Ian Kinsler (DET) - Ian Kinsler had a nice night at the plate going 2-for-4 with his 17th homerun in the first inning against Ian Kennedy. It was the only damage that the Tigers would get against the Royals' starting pitcher all night before taking the lead off the Kansas City bullpen. Kinsler's homerun total places him second among all AL second basemen in homeruns. Now 34 years old, Kinsler has begun to show some signs of age decline (6% drop in contact%, 2% increase in SwStr%, 6% jump in K%), but his power numbers are the highest he has shown since 2009 and 2011. Kinsler looks to be like a nice value in DFS tomorrow at just $3,500 on FanDuel and $4,100 as he goes up against the left-handed Danny Duffy. Against LHP this season, the second baseman has a .396 wOBA, .216 ISO and 148 wRC+.
|AL DFS Value Plays - July 16, 2016|
|Position||Player||FD Price||DK Price||FA Price|
|C||Salvador Perez||$ 3,400||$ 4,100||$ 4,650|
|1B||Eric Hosmer||$ 3,800||$ 3,600||$ 5,150|
|2B||Ian Kinsler||$ 3,500||$ 4,100||$ 5,400|
|3B||Manny Machado||$ 3,800||$ 4,400||$ 5,400|
|SS||Francisco Lindor||$ 3,600||$ 4,200||$ 5,150|
|OF||Mookie Betts||$ 3,600||$ 5,400||$ 5,300|
|OF||Jacoby Ellsbury||$ 3,900||$ 3,700||$ 4,600|
|OF||Billy Hamilton (if 2nd)||$ 2,900||$ 3,600||$ 4,350|
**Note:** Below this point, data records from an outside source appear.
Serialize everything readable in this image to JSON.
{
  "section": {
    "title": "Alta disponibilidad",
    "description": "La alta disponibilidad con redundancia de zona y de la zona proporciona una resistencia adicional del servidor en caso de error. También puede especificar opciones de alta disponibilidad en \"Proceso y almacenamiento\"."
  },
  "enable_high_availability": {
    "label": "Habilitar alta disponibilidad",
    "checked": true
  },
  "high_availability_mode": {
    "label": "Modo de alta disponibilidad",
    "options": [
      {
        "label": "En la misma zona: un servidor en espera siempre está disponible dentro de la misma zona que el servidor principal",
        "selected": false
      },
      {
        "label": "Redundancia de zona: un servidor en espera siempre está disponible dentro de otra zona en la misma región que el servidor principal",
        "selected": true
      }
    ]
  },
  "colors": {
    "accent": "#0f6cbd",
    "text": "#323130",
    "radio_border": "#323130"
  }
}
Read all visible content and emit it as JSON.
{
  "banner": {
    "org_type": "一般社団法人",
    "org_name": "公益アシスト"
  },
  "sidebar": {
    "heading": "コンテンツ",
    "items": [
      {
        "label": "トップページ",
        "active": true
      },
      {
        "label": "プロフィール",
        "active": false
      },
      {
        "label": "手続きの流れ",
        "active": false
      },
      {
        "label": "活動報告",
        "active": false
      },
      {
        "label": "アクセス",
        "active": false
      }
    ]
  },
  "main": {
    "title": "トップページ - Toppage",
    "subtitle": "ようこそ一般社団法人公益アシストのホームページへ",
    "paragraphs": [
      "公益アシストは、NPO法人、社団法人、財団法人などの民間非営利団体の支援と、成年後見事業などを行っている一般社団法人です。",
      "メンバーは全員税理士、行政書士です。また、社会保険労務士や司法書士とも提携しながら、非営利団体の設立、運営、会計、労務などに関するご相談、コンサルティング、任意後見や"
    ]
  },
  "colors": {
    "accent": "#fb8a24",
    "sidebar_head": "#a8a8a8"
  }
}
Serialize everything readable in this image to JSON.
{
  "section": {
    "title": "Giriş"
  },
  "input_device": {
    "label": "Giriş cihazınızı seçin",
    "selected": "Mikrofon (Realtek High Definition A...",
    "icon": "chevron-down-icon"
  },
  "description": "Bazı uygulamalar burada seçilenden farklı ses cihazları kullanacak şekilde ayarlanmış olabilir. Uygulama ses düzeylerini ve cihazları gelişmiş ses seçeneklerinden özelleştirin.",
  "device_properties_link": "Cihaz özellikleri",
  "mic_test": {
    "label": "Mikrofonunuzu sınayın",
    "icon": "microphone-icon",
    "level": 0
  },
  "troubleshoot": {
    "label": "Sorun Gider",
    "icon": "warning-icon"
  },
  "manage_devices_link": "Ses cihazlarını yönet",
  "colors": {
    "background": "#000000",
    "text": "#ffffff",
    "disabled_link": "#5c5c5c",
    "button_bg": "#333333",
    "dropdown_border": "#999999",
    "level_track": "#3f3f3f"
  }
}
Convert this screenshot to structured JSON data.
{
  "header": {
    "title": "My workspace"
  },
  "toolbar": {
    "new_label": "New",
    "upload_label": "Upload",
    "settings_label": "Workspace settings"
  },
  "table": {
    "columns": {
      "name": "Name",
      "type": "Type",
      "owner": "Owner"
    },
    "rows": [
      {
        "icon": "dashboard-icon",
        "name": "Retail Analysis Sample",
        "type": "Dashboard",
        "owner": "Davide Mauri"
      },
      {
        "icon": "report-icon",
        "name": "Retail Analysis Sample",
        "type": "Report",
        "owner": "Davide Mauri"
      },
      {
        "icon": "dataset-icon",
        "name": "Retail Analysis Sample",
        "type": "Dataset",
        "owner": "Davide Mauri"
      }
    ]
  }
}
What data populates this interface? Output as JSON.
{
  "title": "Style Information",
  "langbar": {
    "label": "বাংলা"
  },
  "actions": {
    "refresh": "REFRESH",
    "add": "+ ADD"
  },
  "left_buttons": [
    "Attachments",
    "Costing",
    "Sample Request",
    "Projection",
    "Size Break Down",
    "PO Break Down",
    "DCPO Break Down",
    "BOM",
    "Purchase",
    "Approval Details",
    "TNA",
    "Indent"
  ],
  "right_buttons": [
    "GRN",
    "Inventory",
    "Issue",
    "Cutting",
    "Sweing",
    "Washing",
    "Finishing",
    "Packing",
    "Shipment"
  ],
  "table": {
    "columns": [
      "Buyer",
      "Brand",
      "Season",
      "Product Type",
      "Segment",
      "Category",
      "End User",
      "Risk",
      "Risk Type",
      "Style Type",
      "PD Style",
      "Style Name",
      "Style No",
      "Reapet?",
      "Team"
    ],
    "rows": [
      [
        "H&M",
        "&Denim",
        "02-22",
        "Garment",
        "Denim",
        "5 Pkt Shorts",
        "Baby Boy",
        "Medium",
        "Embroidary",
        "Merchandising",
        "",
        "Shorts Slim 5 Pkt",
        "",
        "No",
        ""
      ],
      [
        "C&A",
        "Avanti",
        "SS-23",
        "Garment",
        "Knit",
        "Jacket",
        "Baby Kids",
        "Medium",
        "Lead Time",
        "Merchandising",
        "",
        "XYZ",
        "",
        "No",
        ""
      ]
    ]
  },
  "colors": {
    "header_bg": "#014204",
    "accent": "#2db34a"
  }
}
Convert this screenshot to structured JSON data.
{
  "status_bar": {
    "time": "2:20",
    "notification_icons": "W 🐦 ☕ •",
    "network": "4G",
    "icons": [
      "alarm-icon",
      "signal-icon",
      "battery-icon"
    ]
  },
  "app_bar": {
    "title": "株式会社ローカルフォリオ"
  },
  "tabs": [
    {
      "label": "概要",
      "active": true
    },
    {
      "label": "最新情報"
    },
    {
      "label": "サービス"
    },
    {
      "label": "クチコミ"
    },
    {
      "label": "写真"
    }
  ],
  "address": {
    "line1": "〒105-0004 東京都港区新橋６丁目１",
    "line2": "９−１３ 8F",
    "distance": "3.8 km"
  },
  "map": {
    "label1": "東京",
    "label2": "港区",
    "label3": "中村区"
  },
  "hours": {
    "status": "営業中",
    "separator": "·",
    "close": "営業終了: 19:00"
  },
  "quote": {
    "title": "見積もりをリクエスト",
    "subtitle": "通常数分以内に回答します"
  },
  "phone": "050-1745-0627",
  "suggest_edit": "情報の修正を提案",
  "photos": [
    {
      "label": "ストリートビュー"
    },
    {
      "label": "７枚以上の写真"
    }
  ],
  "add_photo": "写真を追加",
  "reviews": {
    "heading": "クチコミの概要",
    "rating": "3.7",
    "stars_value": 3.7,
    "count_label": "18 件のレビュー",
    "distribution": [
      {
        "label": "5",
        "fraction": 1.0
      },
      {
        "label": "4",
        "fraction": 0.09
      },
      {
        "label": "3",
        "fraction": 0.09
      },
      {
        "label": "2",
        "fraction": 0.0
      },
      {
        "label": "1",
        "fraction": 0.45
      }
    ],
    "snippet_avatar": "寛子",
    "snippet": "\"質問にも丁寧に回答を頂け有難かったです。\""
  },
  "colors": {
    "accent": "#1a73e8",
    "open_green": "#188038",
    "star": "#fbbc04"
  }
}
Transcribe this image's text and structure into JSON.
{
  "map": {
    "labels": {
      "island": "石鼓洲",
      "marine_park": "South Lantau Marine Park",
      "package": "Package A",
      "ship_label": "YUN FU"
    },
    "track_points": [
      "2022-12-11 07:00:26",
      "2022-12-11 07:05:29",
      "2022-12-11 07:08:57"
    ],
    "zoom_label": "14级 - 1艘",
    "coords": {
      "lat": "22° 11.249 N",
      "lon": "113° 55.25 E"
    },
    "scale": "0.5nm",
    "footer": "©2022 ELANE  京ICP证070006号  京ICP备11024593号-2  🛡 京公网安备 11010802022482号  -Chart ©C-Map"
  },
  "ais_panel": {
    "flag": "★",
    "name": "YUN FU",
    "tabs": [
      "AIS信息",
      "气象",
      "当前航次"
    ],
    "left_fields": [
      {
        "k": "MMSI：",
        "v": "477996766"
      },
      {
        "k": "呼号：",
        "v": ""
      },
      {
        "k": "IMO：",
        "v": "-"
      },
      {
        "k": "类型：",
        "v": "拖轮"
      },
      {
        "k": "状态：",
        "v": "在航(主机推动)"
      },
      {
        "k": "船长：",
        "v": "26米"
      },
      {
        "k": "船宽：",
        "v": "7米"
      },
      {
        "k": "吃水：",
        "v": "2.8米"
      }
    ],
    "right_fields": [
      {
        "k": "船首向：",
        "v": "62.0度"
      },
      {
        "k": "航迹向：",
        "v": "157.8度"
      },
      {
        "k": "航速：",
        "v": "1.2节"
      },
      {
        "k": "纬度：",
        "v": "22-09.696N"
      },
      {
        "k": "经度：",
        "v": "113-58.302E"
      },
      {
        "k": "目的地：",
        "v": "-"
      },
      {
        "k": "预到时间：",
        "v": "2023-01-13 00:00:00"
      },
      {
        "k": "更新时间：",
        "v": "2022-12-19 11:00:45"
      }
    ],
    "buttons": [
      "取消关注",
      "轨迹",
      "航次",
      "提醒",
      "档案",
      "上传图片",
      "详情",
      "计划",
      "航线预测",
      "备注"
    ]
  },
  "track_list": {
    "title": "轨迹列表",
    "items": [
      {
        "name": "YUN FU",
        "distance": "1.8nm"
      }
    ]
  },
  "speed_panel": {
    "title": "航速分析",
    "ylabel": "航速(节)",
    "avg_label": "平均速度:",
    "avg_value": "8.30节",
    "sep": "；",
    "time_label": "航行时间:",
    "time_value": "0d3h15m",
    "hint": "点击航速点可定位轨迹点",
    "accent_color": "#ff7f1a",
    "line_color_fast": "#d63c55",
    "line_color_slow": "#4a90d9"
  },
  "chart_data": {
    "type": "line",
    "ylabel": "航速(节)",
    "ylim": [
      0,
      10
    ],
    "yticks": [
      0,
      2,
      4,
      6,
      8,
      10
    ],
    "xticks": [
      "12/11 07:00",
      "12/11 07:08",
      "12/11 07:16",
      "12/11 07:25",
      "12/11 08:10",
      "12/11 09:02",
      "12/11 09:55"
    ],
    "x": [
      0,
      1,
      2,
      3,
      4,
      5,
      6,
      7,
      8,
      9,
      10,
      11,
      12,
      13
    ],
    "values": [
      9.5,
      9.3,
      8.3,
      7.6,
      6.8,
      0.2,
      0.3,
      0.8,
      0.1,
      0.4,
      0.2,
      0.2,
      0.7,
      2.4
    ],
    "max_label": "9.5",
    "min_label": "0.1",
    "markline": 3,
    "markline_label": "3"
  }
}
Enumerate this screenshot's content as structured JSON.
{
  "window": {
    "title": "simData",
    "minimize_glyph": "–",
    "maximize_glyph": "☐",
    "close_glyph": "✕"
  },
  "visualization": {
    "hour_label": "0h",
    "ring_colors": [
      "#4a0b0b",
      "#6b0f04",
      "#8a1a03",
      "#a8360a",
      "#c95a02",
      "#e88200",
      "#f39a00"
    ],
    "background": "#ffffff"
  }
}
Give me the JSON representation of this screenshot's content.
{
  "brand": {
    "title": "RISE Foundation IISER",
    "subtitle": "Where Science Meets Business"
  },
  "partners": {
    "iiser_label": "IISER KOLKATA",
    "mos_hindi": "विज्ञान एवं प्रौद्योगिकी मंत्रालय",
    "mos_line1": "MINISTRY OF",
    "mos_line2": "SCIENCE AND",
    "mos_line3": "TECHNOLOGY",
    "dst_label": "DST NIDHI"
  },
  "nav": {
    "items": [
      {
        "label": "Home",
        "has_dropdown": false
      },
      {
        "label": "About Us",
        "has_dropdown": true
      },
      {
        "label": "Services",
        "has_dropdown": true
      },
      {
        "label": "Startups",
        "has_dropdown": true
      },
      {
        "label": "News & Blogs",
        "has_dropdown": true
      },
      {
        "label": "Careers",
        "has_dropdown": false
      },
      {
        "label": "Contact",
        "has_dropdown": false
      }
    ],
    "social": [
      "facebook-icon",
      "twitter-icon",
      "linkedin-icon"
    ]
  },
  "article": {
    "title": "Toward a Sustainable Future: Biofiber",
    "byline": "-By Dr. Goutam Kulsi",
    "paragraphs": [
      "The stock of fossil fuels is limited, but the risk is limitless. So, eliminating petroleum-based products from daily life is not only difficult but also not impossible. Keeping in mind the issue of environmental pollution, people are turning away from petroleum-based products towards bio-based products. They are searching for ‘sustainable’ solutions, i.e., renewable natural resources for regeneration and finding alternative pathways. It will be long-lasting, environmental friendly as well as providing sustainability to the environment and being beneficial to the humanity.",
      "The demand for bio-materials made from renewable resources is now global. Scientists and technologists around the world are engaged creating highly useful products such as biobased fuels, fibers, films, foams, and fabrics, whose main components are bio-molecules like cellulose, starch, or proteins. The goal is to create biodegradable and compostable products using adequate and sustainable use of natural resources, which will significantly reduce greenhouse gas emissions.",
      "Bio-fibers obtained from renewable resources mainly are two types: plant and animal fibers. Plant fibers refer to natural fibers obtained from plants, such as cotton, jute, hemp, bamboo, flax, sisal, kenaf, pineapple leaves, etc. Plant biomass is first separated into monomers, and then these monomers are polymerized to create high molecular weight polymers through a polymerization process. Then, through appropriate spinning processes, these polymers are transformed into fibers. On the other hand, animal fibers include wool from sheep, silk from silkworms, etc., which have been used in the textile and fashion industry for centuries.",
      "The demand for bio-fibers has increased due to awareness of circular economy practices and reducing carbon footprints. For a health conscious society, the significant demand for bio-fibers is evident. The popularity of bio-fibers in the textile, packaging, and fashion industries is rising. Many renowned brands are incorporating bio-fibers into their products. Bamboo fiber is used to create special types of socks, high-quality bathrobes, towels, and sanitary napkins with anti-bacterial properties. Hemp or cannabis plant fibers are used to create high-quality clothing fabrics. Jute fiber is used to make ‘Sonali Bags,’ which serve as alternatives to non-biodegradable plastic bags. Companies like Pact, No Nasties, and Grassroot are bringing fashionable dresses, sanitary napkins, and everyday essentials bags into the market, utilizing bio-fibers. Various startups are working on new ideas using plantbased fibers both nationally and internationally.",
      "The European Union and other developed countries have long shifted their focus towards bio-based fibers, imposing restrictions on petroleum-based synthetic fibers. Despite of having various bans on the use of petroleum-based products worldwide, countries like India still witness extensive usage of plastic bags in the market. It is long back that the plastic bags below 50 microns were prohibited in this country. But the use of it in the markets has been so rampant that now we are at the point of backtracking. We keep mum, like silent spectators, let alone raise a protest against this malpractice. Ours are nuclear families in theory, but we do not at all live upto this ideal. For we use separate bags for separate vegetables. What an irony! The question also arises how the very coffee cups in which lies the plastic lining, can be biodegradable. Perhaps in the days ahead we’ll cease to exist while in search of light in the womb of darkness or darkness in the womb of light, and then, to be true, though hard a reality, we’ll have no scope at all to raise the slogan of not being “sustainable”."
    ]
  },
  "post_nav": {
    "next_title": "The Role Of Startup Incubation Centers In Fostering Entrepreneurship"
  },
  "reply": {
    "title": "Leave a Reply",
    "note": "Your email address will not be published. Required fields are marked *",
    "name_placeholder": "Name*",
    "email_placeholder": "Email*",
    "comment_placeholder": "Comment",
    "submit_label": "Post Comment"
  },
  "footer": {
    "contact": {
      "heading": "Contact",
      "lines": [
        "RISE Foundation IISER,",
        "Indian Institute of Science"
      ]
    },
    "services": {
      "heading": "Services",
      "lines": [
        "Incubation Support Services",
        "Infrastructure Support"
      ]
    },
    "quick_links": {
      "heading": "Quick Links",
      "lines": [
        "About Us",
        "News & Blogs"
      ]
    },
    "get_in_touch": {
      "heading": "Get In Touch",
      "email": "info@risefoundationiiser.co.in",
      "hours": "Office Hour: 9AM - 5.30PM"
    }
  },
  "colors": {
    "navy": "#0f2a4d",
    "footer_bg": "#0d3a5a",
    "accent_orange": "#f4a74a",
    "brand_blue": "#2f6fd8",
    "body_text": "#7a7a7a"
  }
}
|SP||Matt Shoemaker||$ 8,100||$ 7,700||$ 6,300|
|SP||Danny Duffy||$ 8,800||$ 11,000||$ 5,950|